One interesting aspect of the recent government bailouts has been the complete irrelevance of Congress. The operation and decision-making seems to be run almost entirely by the Secretary of Treasury and Federal Reserve. Congress appears to lack the ability, the will, and the decisiveness to play any role except spectator, as a handful of senior executive branch officials have nationalized major portions of Wall Street.
What is further interesting is that Congress is not missed in the slightest. No one is clamoring for a greater role for our elected representatives in dealing with these problems. I haven't heard anyone saying, "We really need to get Congress more involved in this. They'll know what to do."
The other day, I offered my view that Congress today is fundamentally a silly place stocked with silly people. This latest situation illustrates the principle. I don't know whether Paulson and Bernanke are doing the right thing (I tend to think not). But I know for certain that I'd rather that they be making these decisions than Congress.
Moreover, this problem has become systemic. A recent Wall Street Journal article noted that the current Congress has enacted less legislation than any Congress in recent history--and that includes its many symbolic pieces of legislation such as renaming Post Offices. The output of administrative agencies dwarfs that of Congress. The Senate's behavior on judicial nominations is preposterous.
I sense a vicious cycle at work here. As Congress has become more dysfunctional and unable to address matters of public importance, the Executive Branch has stepped in to fill the gap. In turn, this allows Congress to behave in an even less-serious manner, which in turn necessitates further action by the Executive Branch. If the Executive waited for Congress to do anything, nothing would get done. So Congress essentially spends its time bloviating and posturing, while the unelected beavers in the bowels of the bureaucracy crank out federal regulations.

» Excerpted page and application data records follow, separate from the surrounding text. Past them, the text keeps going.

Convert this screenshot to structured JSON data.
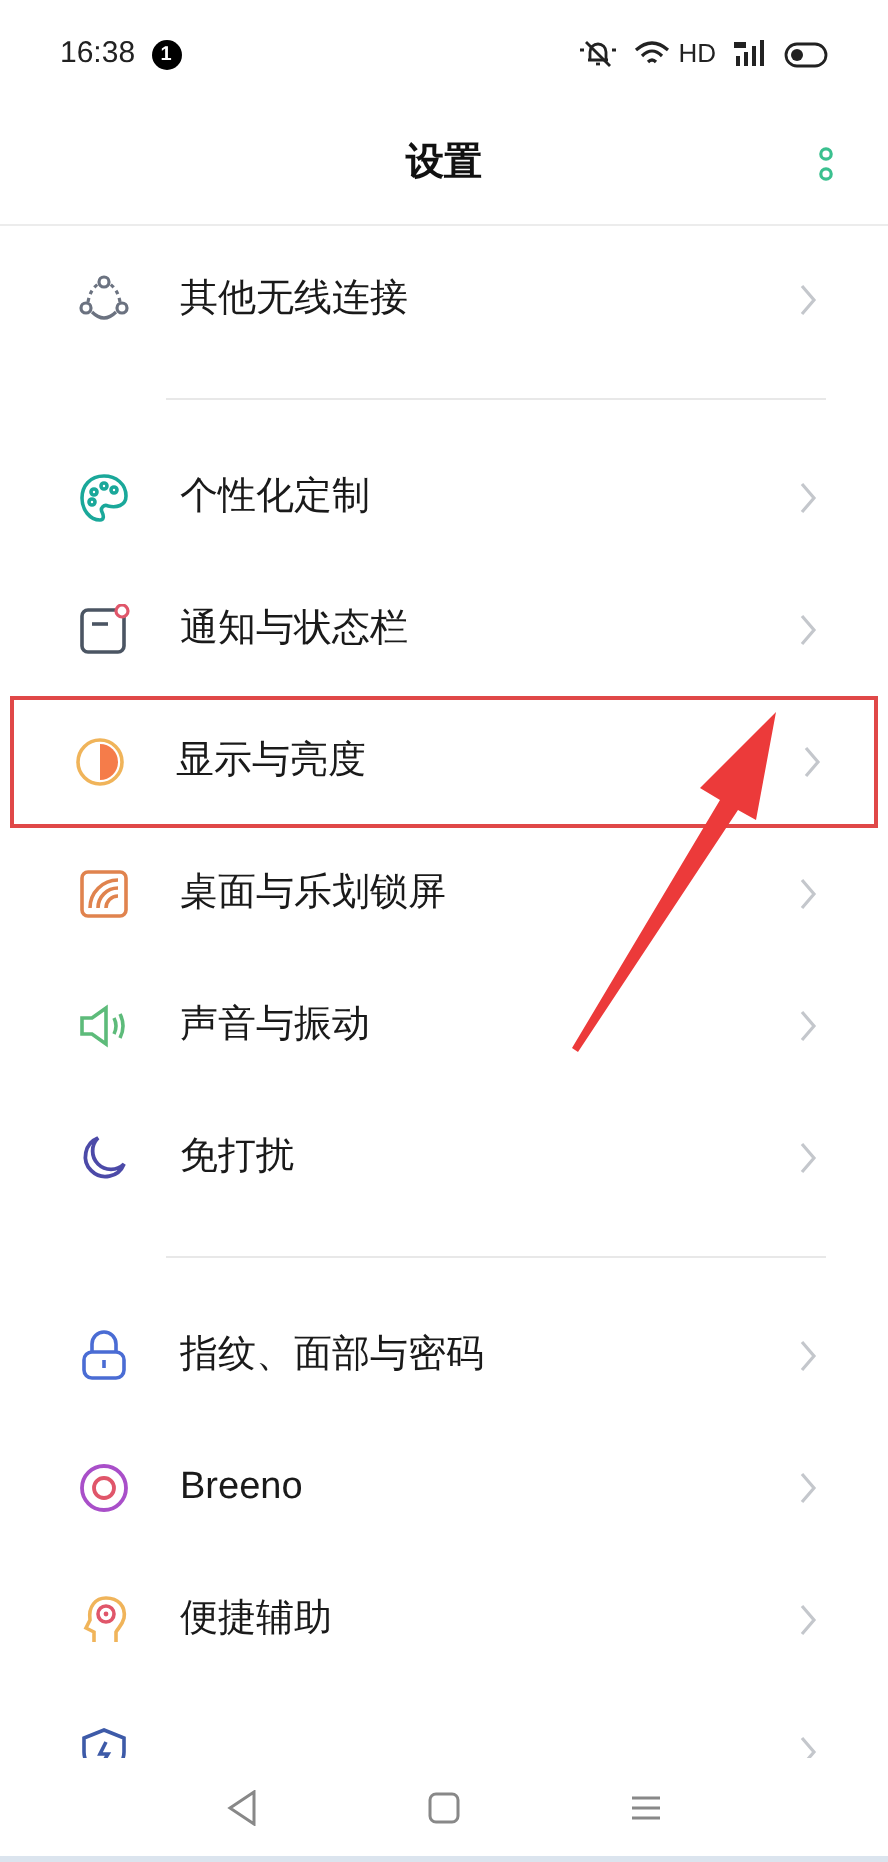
{
  "status_bar": {
    "time": "16:38",
    "notification_count": "1",
    "network_label": "HD"
  },
  "header": {
    "title": "设置"
  },
  "sections": [
    {
      "items": [
        {
          "label": "其他无线连接",
          "highlighted": false
        }
      ]
    },
    {
      "items": [
        {
          "label": "个性化定制",
          "highlighted": false
        },
        {
          "label": "通知与状态栏",
          "highlighted": false
        },
        {
          "label": "显示与亮度",
          "highlighted": true
        },
        {
          "label": "桌面与乐划锁屏",
          "highlighted": false
        },
        {
          "label": "声音与振动",
          "highlighted": false
        },
        {
          "label": "免打扰",
          "highlighted": false
        }
      ]
    },
    {
      "items": [
        {
          "label": "指纹、面部与密码",
          "highlighted": false
        },
        {
          "label": "Breeno",
          "highlighted": false
        },
        {
          "label": "便捷辅助",
          "highlighted": false
        },
        {
          "highlighted": false
        }
      ]
    }
  ],
  "pointer_arrow": true
}
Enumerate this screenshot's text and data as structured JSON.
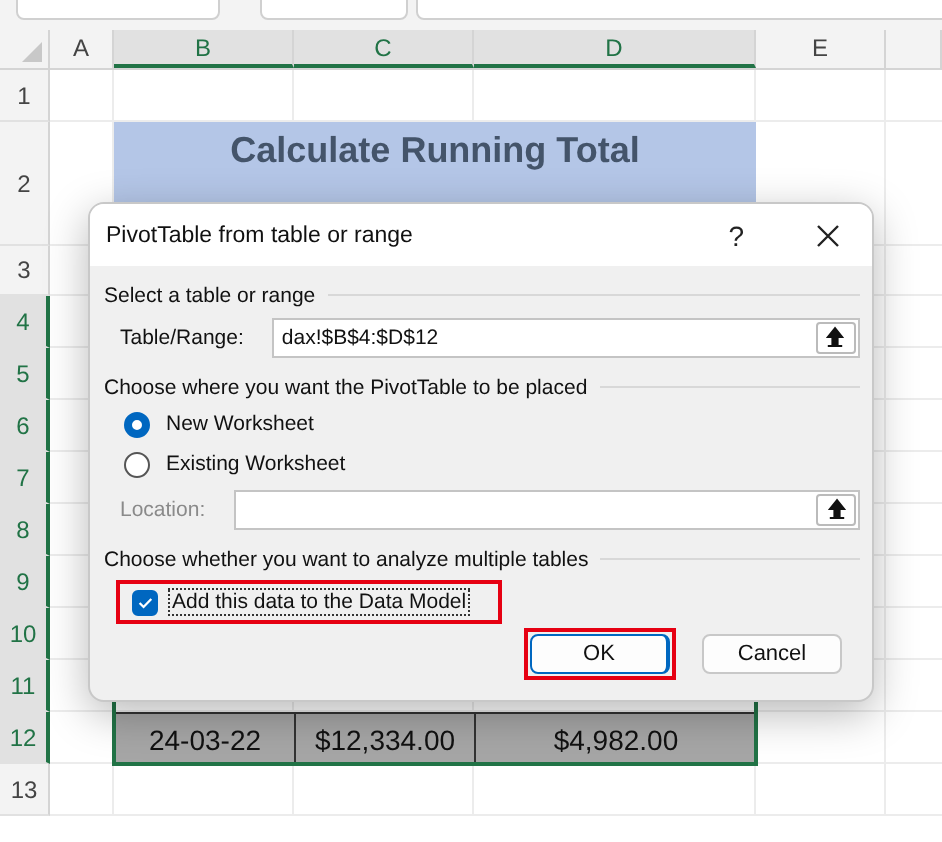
{
  "columns": [
    {
      "label": "A",
      "selected": false
    },
    {
      "label": "B",
      "selected": true
    },
    {
      "label": "C",
      "selected": true
    },
    {
      "label": "D",
      "selected": true
    },
    {
      "label": "E",
      "selected": false
    }
  ],
  "rows": [
    {
      "label": "1",
      "selected": false
    },
    {
      "label": "2",
      "selected": false
    },
    {
      "label": "3",
      "selected": false
    },
    {
      "label": "4",
      "selected": true
    },
    {
      "label": "5",
      "selected": true
    },
    {
      "label": "6",
      "selected": true
    },
    {
      "label": "7",
      "selected": true
    },
    {
      "label": "8",
      "selected": true
    },
    {
      "label": "9",
      "selected": true
    },
    {
      "label": "10",
      "selected": true
    },
    {
      "label": "11",
      "selected": true
    },
    {
      "label": "12",
      "selected": true
    },
    {
      "label": "13",
      "selected": false
    }
  ],
  "title_cell": {
    "lines": [
      "Calculate Running Total"
    ]
  },
  "data_row": {
    "cells": [
      "24-03-22",
      "$12,334.00",
      "$4,982.00"
    ]
  },
  "dialog": {
    "title": "PivotTable from table or range",
    "help": "?",
    "source_section": {
      "heading": "Select a table or range",
      "label": "Table/Range:",
      "value": "dax!$B$4:$D$12"
    },
    "placement_section": {
      "heading": "Choose where you want the PivotTable to be placed",
      "options": [
        {
          "label": "New Worksheet",
          "selected": true
        },
        {
          "label": "Existing Worksheet",
          "selected": false
        }
      ],
      "location": {
        "label": "Location:",
        "disabled": true
      }
    },
    "model_section": {
      "heading": "Choose whether you want to analyze multiple tables",
      "checkbox": {
        "label": "Add this data to the Data Model",
        "checked": true,
        "highlighted": true
      }
    },
    "buttons": [
      {
        "label": "OK",
        "default": true,
        "highlighted": true
      },
      {
        "label": "Cancel",
        "default": false,
        "highlighted": false
      }
    ]
  }
}
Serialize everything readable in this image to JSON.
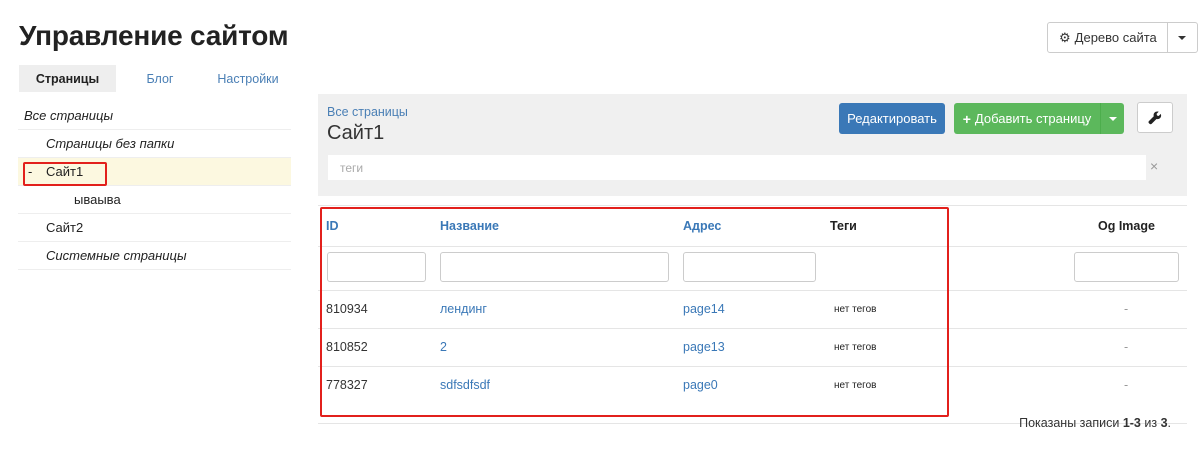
{
  "header": {
    "title": "Управление сайтом",
    "tree_button_label": "Дерево сайта"
  },
  "tabs": [
    {
      "label": "Страницы",
      "active": true
    },
    {
      "label": "Блог",
      "active": false
    },
    {
      "label": "Настройки",
      "active": false
    }
  ],
  "sidebar": {
    "items": [
      {
        "label": "Все страницы",
        "italic": true,
        "level": 0
      },
      {
        "label": "Страницы без папки",
        "italic": true,
        "level": 1
      },
      {
        "label": "Сайт1",
        "italic": false,
        "level": 1,
        "selected": true,
        "prefix": "-"
      },
      {
        "label": "ываыва",
        "italic": false,
        "level": 2
      },
      {
        "label": "Сайт2",
        "italic": false,
        "level": 1
      },
      {
        "label": "Системные страницы",
        "italic": true,
        "level": 1
      }
    ]
  },
  "panel": {
    "breadcrumb": "Все страницы",
    "title": "Сайт1",
    "edit_label": "Редактировать",
    "add_label": "Добавить страницу",
    "tags_placeholder": "теги",
    "tags_clear": "×"
  },
  "table": {
    "columns": {
      "id": "ID",
      "name": "Название",
      "address": "Адрес",
      "tags": "Теги",
      "og": "Og Image"
    },
    "rows": [
      {
        "id": "810934",
        "name": "лендинг",
        "address": "page14",
        "tags": "нет тегов",
        "og": "-"
      },
      {
        "id": "810852",
        "name": "2",
        "address": "page13",
        "tags": "нет тегов",
        "og": "-"
      },
      {
        "id": "778327",
        "name": "sdfsdfsdf",
        "address": "page0",
        "tags": "нет тегов",
        "og": "-"
      }
    ]
  },
  "footer": {
    "prefix": "Показаны записи ",
    "range": "1-3",
    "middle": " из ",
    "total": "3",
    "suffix": "."
  },
  "colors": {
    "accent": "#3a78b7",
    "success": "#5cb85c",
    "highlight": "#e2201c"
  }
}
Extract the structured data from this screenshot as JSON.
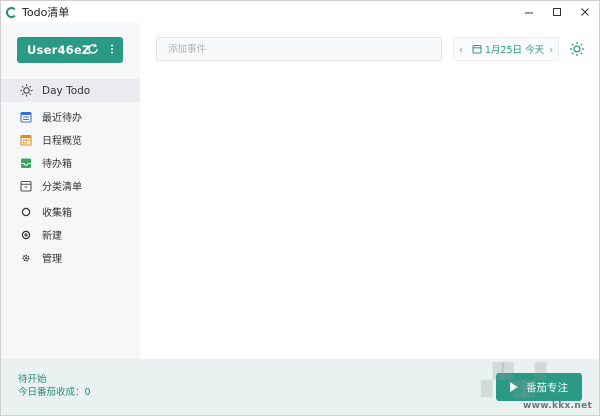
{
  "app": {
    "title": "Todo清单"
  },
  "user": {
    "name": "User46eZ"
  },
  "sidebar": {
    "items": [
      {
        "label": "Day Todo",
        "icon": "sun-icon",
        "active": true
      },
      {
        "label": "最近待办",
        "icon": "calendar-list-icon"
      },
      {
        "label": "日程概览",
        "icon": "calendar-grid-icon"
      },
      {
        "label": "待办箱",
        "icon": "inbox-icon"
      },
      {
        "label": "分类清单",
        "icon": "category-box-icon"
      },
      {
        "label": "收集箱",
        "icon": "circle-icon"
      },
      {
        "label": "新建",
        "icon": "plus-circle-icon"
      },
      {
        "label": "管理",
        "icon": "gear-icon"
      }
    ]
  },
  "main": {
    "input_placeholder": "添加事件",
    "date_label": "1月25日 今天"
  },
  "footer": {
    "status": "待开始",
    "summary": "今日番茄收成：0",
    "start_button": "番茄专注"
  },
  "watermark": {
    "url": "www.kkx.net"
  },
  "colors": {
    "accent": "#2b9a85",
    "sidebar_bg": "#f6f7f9",
    "footer_bg": "#eaf1f1"
  }
}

Put more generally, Congress's ridiculousness has increasingly caused it to forfeit its status a co-equal branch of government. 40 or 50 years ago it might have been plausible to imagine Congress addressing important public policy issues like entitlement reform or health care reform (I'm not saying they would have done it, but it seems like it was more plausible then). Serious people were in the Senate then--Taft, Johnson, etc. Today, however, the idea that serious solutions to pressing social problems might originate in Congress is hard to suggest with a straight face.
In the abstract, I am no fan of the administrative state and see the theoretical value of political accountability. But if I have to choose who I'd trust to deal with the big decisions, it is hard to make the case that Congress as it actually exists is who we want in charge. Over the past few years, the Executive and Courts have increasingly filled the gap that they perceive as existing because of Congress's incompetence. One would like to say that if the Executive or Judiciary won't step in Congress will step up. But that doesn't seem like a realistic scenario to me. It is a vicious cycle and it is hard to see how that cycle can be broken.
But I'm sure that there will be much ballyhooed Congressional hearings in a few months to "get to the bottom of this." Congress's last effort on this was Sarbanes-Oxley, and a lot of good that seemed to do (see Larry Ribstein).
As I said last week, John McCain has seemed to remain a serious person despite his service in the Senate, not because of it. And that it is not clear on Barack Obama. On Joe Biden it seems reasonably obvious that he long ago succumbed to Senator-itis. I think that this latest episode, and Congress's irrelevance in it, nicely illustrates my points.